▸ WHAT IS EXPECTED
In the entries below, count every line that has the string "days", and answer with that count alone.

########

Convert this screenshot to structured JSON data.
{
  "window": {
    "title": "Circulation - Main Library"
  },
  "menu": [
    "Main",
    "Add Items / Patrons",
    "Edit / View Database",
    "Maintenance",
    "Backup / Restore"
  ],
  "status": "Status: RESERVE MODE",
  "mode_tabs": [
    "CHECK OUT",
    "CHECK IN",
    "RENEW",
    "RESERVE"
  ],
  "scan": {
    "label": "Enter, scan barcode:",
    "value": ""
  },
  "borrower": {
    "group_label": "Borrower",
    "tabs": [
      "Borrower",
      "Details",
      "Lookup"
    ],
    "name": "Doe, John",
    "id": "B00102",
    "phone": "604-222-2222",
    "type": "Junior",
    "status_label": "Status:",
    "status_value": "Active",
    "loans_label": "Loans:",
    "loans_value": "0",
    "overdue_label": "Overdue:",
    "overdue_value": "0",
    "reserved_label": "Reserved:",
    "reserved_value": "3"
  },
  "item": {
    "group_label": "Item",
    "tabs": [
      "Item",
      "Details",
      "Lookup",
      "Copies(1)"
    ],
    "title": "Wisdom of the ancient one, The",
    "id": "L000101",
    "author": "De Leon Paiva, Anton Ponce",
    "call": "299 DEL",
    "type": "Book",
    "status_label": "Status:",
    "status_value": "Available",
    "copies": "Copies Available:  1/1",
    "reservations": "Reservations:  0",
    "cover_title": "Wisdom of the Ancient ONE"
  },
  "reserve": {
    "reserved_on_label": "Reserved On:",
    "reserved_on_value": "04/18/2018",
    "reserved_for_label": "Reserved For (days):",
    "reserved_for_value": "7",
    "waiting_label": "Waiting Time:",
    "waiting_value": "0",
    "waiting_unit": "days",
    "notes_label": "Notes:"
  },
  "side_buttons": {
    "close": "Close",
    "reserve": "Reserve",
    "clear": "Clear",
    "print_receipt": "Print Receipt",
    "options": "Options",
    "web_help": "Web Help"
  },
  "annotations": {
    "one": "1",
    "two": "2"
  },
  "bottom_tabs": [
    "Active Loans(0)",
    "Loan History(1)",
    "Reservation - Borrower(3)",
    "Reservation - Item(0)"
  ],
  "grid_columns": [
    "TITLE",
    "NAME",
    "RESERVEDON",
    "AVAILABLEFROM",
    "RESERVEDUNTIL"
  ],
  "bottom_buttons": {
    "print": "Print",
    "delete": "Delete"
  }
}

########

▸ TASK OUTPUT
2